The section on programming with GEM is quite good, explaining about windows, menus and messages, with some code samples for you to look at. While it may not make you a GEM expert, there is enough information to get you going.

The real gripe I have with the manual is the alphabetical listing of extensions. Why do manual writers love alphabetical listings? The explanations of the extensions are decent, but related commands are spread out all through the section (depending on what letter they start with), so you have to to an inordinate amount of flipping back and forth. All the menu-related commands should be together, and all the window commands and message commands, too. The commands should also be listed in the approximate order they would normally be called in. A fne example of good GEM documentation is the OSS Personal Pascal manual.

Currently, someone must own a copy of Alice if they want to run a program you have written. Looking Glass says they are working on a runtime package, which you can give out freely. They're also considering plans for a compiler, which would produce a .PRG file. The editor has an option for a compiler, but one is not yet available. A compiled program would also run much faster.

Also available is Alice Educator, a textbook for learning Pascal. Since it is designed for use with Alice, the different extensions (except for GEM) are also explained. This is one of the better Pascal texts I have seen, and well worth your money if you are serious about learning Pascal.
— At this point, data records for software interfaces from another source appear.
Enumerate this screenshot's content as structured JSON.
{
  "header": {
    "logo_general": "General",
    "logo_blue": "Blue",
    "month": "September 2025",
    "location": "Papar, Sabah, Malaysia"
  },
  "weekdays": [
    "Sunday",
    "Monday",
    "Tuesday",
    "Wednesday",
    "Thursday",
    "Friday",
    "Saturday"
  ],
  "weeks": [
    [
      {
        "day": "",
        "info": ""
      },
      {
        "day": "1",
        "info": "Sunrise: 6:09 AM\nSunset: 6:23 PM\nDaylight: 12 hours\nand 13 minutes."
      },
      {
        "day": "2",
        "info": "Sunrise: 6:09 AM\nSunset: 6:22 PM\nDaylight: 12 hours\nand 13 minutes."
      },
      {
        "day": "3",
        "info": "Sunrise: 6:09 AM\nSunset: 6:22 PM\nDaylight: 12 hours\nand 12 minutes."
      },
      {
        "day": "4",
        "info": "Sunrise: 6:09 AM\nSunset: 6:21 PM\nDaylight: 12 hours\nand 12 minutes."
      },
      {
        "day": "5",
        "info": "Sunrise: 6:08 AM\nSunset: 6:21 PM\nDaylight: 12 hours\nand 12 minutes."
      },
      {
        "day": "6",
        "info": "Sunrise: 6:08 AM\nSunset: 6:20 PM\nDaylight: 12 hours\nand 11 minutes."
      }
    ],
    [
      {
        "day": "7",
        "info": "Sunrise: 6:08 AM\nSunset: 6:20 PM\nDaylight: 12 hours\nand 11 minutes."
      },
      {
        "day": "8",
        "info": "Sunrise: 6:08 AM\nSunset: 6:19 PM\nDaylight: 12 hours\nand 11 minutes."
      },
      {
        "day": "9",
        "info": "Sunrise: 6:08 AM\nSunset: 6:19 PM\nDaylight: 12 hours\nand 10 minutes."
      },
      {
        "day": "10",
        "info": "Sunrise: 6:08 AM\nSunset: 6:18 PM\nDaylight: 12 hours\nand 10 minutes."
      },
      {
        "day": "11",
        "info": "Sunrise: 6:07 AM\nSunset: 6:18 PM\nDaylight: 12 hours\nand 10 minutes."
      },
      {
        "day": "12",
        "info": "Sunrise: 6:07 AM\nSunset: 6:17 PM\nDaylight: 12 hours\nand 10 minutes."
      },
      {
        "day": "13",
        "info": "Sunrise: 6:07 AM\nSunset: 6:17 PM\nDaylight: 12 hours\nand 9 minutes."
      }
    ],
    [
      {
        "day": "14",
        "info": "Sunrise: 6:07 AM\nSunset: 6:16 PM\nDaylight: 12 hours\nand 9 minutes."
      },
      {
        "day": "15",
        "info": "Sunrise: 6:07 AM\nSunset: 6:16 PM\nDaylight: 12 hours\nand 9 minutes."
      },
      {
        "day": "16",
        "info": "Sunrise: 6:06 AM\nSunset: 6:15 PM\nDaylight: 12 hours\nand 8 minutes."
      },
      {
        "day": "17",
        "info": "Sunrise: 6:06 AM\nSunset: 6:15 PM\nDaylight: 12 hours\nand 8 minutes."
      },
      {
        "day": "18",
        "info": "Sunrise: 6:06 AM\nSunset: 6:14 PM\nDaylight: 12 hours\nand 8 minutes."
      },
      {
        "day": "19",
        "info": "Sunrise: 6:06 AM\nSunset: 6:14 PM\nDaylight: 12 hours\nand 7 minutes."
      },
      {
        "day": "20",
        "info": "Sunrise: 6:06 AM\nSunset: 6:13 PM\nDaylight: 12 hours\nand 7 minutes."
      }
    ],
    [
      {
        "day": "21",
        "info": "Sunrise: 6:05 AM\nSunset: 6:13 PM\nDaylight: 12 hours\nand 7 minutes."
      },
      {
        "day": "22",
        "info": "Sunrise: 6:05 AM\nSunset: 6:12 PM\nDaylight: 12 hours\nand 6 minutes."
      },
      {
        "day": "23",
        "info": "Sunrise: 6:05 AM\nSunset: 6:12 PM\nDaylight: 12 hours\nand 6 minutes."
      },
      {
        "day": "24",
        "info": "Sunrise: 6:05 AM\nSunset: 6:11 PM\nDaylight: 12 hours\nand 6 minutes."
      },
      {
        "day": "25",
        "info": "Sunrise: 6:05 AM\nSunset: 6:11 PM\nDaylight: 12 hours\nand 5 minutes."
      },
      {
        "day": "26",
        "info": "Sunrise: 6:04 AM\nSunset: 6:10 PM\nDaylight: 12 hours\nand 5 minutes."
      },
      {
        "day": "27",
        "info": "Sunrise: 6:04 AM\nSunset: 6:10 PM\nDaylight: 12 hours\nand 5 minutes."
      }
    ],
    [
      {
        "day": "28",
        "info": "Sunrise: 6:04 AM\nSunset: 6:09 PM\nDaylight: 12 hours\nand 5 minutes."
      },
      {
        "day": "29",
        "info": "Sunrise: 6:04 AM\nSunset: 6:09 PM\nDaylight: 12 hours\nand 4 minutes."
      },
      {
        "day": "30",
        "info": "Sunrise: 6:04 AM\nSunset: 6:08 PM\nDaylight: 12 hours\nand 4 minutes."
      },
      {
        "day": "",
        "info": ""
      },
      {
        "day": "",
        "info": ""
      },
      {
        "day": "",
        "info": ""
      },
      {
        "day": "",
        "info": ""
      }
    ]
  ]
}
Alice-The Personal Pascal is an excellent implementation of (in my opinion) the best structured language ever developed. Because of the syntax-directed editor and Interpreter, it is ideally suited to beginners, although its power is sufficient for all uses where it makes sense to use Pascal. The Alice Educator is another plus for beginners, as is Alice taking over most of the hard work when it comes to GEM. The ease with which programs from the IBM PC written in Borland Turbo Pascal can be ported by using Alice cannot be ignored. It is not for everybody, though. It cannot currently be used for commercial development due to the lack of runtime package and/or compiler. It also lacks some of the more straightfoward GEM support present in OSS's Personal Pascal. But it is an excellent value, and if you want to learn Pascal, this package is definitely worth considering.

Alice-The Personal Pascal
Looking Glass Software
124 King St.
N. Waterloo, Ontario, Canada
(519) 884-7473 $79.95